DAWS might be thought of as a superfield, which encompasses Classics as we know it but stretches far beyond the shores of the wine-dark sea. DAWS would enforce no borders, ethnic or linguistic, and would pursue the study of ancient civilizations wherever they may be. In short, DAWS would be the study of the ancient world.
I think the thing about paying attention to office culture is really important. Just pay attention and observe how people do things there. Every office has a bunch of unwritten rules about how they do things there. Sometimes they’re almost unconscious. Like, if you sat someone down and asked them about the culture, there would be things they wouldn’t …

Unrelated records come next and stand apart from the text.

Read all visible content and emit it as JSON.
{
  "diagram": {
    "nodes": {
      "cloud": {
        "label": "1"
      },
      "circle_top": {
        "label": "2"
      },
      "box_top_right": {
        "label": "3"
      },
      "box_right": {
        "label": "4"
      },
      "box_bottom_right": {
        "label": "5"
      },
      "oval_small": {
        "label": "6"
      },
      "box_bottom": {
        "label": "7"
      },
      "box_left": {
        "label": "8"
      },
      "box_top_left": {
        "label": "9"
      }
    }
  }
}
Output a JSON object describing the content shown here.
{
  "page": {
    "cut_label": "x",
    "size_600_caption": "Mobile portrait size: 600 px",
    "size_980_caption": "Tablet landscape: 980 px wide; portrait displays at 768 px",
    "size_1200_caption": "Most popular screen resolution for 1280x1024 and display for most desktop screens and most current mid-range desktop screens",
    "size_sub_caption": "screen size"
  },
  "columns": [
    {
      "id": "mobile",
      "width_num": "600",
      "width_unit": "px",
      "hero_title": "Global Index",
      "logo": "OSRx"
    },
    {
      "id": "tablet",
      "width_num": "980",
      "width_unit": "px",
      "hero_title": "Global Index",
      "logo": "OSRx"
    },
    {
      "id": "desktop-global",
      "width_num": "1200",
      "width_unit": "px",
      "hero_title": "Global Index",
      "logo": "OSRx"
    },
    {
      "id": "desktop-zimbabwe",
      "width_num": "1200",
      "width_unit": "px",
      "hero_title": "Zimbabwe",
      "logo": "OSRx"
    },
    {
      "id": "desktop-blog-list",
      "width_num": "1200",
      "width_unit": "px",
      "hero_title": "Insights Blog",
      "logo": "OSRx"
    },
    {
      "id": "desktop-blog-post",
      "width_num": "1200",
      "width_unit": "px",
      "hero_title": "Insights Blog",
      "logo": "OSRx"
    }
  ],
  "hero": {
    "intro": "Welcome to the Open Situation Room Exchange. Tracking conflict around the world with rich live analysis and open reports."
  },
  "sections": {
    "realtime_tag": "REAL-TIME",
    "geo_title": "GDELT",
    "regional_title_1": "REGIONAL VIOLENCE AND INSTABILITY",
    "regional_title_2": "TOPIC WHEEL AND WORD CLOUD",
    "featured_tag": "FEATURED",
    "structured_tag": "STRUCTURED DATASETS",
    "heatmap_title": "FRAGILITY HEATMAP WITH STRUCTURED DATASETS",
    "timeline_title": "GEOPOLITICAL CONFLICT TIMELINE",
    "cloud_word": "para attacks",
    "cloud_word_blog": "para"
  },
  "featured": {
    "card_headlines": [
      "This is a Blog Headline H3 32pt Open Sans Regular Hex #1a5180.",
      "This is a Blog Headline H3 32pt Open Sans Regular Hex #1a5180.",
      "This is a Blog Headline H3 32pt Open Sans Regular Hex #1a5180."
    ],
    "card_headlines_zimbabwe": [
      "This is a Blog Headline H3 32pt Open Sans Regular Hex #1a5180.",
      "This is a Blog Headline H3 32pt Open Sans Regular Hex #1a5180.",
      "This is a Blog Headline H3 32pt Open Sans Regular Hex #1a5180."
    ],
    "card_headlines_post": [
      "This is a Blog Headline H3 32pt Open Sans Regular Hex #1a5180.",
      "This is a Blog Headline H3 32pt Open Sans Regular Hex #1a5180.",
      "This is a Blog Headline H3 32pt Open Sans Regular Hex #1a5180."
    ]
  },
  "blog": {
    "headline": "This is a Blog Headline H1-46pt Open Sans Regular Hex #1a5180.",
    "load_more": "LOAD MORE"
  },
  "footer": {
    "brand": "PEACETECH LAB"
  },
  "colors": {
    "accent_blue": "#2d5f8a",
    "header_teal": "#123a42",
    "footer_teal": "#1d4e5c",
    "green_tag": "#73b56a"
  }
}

Ethical training has to take into account that there will sometimes be unresolvable differences in personal values. Instead of focusing on what is right and what is wrong, ethical training should focus on giving software teams strategies and tools to interrogate their own work and see if it runs afoul of their own values.
One of the most challenging problems for acting ethically in any field is that different people have different values. There is no universal definition of what it means to be ethical, and people will disagree about the acceptability of specific decisions. A lifelong military man who values patriotism and national security will likely have genuine disagre…
Ethical training can empower technology workers by providing a framework for how to think about the impact and ethical implications of their work. It can also help produce solidarity and a lingua franca within the tech industry surrounding the challenging questions that technology continues to produce. Ethical training would also raise awareness among those designing these systems; engineers are more likely to think about potential for abuse, unintended consequences, and other ethical issues related to their work when they have been trained to see them.
So…how do we stop fighting the “Trojan War?” First, we stop trying to make the formal authority structure “Agile.” There is nothing about it that could ever be Agile in the first place. Second, the formal hierarchy, if it ever wants to move past lip service to Agile coupled with same-old, top-down Waterfall, must focus on enabling the informal authority network to make fast decisions, close to where the information lives, as it learns its way forward in a sense-and-respond (again, read “Agile”) fashion.
Anyone who has ever built a digital product knows that if you’re putting something seven screens away from the main screen with a series of scrolls, clicks, and nonobvious names, you’re actively trying to hide the content from the end user.